* _THE PROBLEM_
Find all lines with the word "Trending" in the material, then copy them.

Start of DATA TO EXAMINE

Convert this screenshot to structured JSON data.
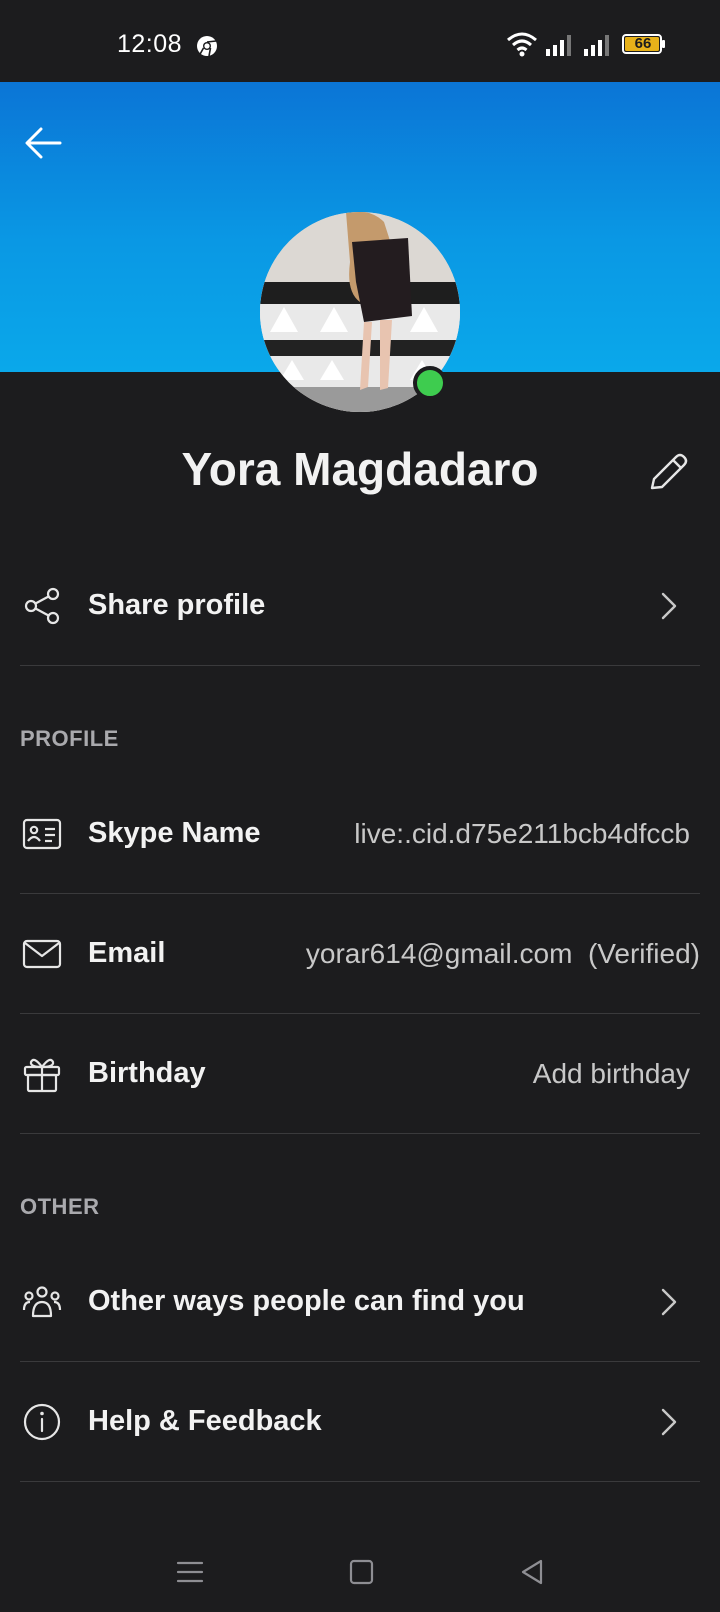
{
  "status_bar": {
    "time": "12:08",
    "battery": "66",
    "icons": [
      "chrome-icon",
      "wifi-icon",
      "signal-icon",
      "signal-icon",
      "battery-icon"
    ]
  },
  "header": {
    "back_icon": "arrow-left-icon",
    "accent_gradient": [
      "#0b75d6",
      "#0aa8ea"
    ],
    "presence_color": "#3ecc4f"
  },
  "profile": {
    "name": "Yora Magdadaro",
    "edit_icon": "pencil-icon"
  },
  "share": {
    "label": "Share profile",
    "icon": "share-icon"
  },
  "profile_section": {
    "title": "PROFILE",
    "rows": [
      {
        "label": "Skype Name",
        "value": "live:.cid.d75e211bcb4dfccb",
        "icon": "id-card-icon"
      },
      {
        "label": "Email",
        "value": "yorar614@gmail.com  (Verified)",
        "icon": "mail-icon"
      },
      {
        "label": "Birthday",
        "value": "Add birthday",
        "icon": "gift-icon"
      }
    ]
  },
  "other_section": {
    "title": "OTHER",
    "rows": [
      {
        "label": "Other ways people can find you",
        "icon": "people-icon"
      },
      {
        "label": "Help & Feedback",
        "icon": "info-icon"
      }
    ]
  },
  "nav_bar": {
    "icons": [
      "menu-icon",
      "home-square-icon",
      "back-triangle-icon"
    ]
  }
}
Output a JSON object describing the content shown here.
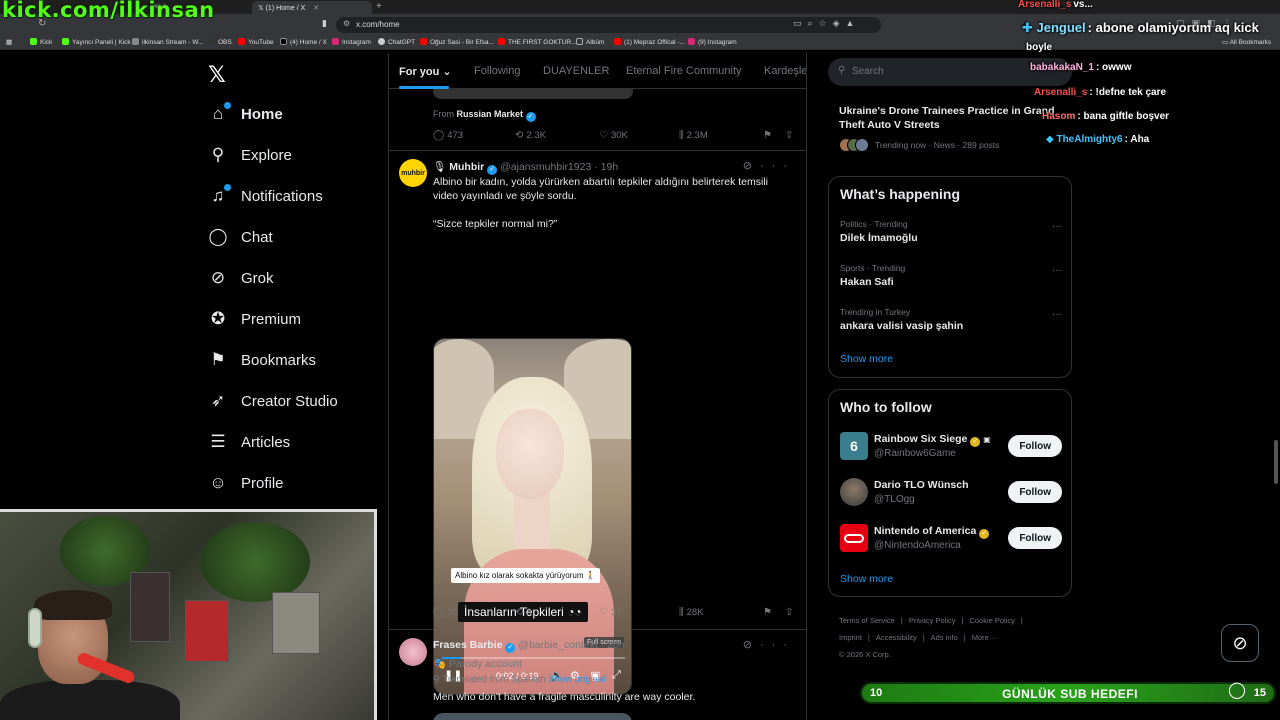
{
  "stream": {
    "banner": "kick.com/ilkinsan",
    "chat": [
      {
        "user": "Arsenalli_s",
        "message": "vs...",
        "color": "#ff4d4d"
      },
      {
        "user": "Jenguel",
        "message": "abone olamiyorum aq kick",
        "color": "#7fe0ff"
      },
      {
        "user": "",
        "message": "boyle",
        "color": "#ffffff"
      },
      {
        "user": "babakakaN_1",
        "message": "owww",
        "color": "#ffb0e0"
      },
      {
        "user": "Arsenalli_s",
        "message": "!defne tek çare",
        "color": "#ff4d4d"
      },
      {
        "user": "Hasom",
        "message": "bana giftle boşver",
        "color": "#ff6b6b"
      },
      {
        "user": "TheAlmighty6",
        "message": "Aha",
        "color": "#3fc6ff"
      }
    ],
    "goal": {
      "left": "10",
      "label": "GÜNLÜK SUB HEDEFI",
      "right": "15",
      "progress": 0.67
    }
  },
  "browser": {
    "tabs": [
      {
        "label": "Kick",
        "active": false
      },
      {
        "label": "(1) Home / X",
        "active": true
      }
    ],
    "url": "x.com/home",
    "bookmarks": [
      "Kick",
      "Yayıncı Paneli | Kick",
      "ilkinsan Stream - W...",
      "OBS",
      "YouTube",
      "(4) Home / X",
      "Instagram",
      "ChatGPT",
      "Oğuz Sasi - Bir Efsa...",
      "THE FIRST GOKTUR...",
      "Albüm",
      "(1) Mepraz Offical -...",
      "(9) Instagram"
    ],
    "all_bookmarks": "All Bookmarks"
  },
  "nav": {
    "items": [
      {
        "label": "Home",
        "icon": "home-icon"
      },
      {
        "label": "Explore",
        "icon": "search-icon"
      },
      {
        "label": "Notifications",
        "icon": "bell-icon"
      },
      {
        "label": "Chat",
        "icon": "chat-icon"
      },
      {
        "label": "Grok",
        "icon": "grok-icon"
      },
      {
        "label": "Premium",
        "icon": "verified-badge-icon"
      },
      {
        "label": "Bookmarks",
        "icon": "bookmark-icon"
      },
      {
        "label": "Creator Studio",
        "icon": "rocket-icon"
      },
      {
        "label": "Articles",
        "icon": "articles-icon"
      },
      {
        "label": "Profile",
        "icon": "person-icon"
      }
    ]
  },
  "timeline": {
    "tabs": [
      "For you",
      "Following",
      "DUAYENLER",
      "Eternal Fire Community",
      "Kardeşle"
    ],
    "prev_post": {
      "from_label": "From",
      "from_name": "Russian Market",
      "actions": {
        "replies": "473",
        "reposts": "2.3K",
        "likes": "30K",
        "views": "2.3M"
      }
    },
    "post1": {
      "name": "Muhbir",
      "handle": "@ajansmuhbir1923",
      "time": "19h",
      "avatar_text": "muhbir",
      "text1": "Albino bir kadın, yolda yürürken abartılı tepkiler aldığını belirterek temsili video yayınladı ve şöyle sordu.",
      "text2": "“Sizce tepkiler normal mi?”",
      "video": {
        "caption1": "Albino kız olarak sokakta yürüyorum",
        "caption2": "İnsanların Tepkileri",
        "fullscreen_tip": "Full screen",
        "time": "0:02 / 0:19",
        "progress": 0.105
      },
      "actions": {
        "replies": "37",
        "reposts": "3",
        "likes": "37",
        "views": "28K"
      }
    },
    "post2": {
      "name": "Frases Barbie",
      "handle": "@barbie_context",
      "time": "20h",
      "parody": "Parody account",
      "translated": "Translated from Spanish",
      "show_original": "Show original",
      "text": "Men who don't have a fragile masculinity are way cooler."
    }
  },
  "sidebar": {
    "search_placeholder": "Search",
    "top_trend": {
      "title": "Ukraine's Drone Trainees Practice in Grand Theft Auto V Streets",
      "meta": "Trending now · News · 289 posts"
    },
    "happening": {
      "title": "What’s happening",
      "trends": [
        {
          "category": "Politics · Trending",
          "name": "Dilek İmamoğlu"
        },
        {
          "category": "Sports · Trending",
          "name": "Hakan Safi"
        },
        {
          "category": "Trending in Turkey",
          "name": "ankara valisi vasip şahin"
        }
      ],
      "show_more": "Show more"
    },
    "who_to_follow": {
      "title": "Who to follow",
      "accounts": [
        {
          "name": "Rainbow Six Siege",
          "handle": "@Rainbow6Game",
          "button": "Follow",
          "avatar_color": "#3a7d8c"
        },
        {
          "name": "Dario TLO Wünsch",
          "handle": "@TLOgg",
          "button": "Follow",
          "avatar_color": "#6b6b6b"
        },
        {
          "name": "Nintendo of America",
          "handle": "@NintendoAmerica",
          "button": "Follow",
          "avatar_color": "#e60012"
        }
      ],
      "show_more": "Show more"
    },
    "footer": [
      "Terms of Service",
      "|",
      "Privacy Policy",
      "|",
      "Cookie Policy",
      "|",
      "Imprint",
      "|",
      "Accessibility",
      "|",
      "Ads info",
      "|",
      "More ···",
      "© 2026 X Corp."
    ]
  },
  "colors": {
    "accent": "#1d9bf0",
    "kick_green": "#53fc18",
    "background": "#000000"
  }
}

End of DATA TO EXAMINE

* _RESPONSE AREA_
      "meta": "Trending now · News · 289 posts"
          "category": "Politics · Trending",
          "category": "Sports · Trending",
          "category": "Trending in Turkey",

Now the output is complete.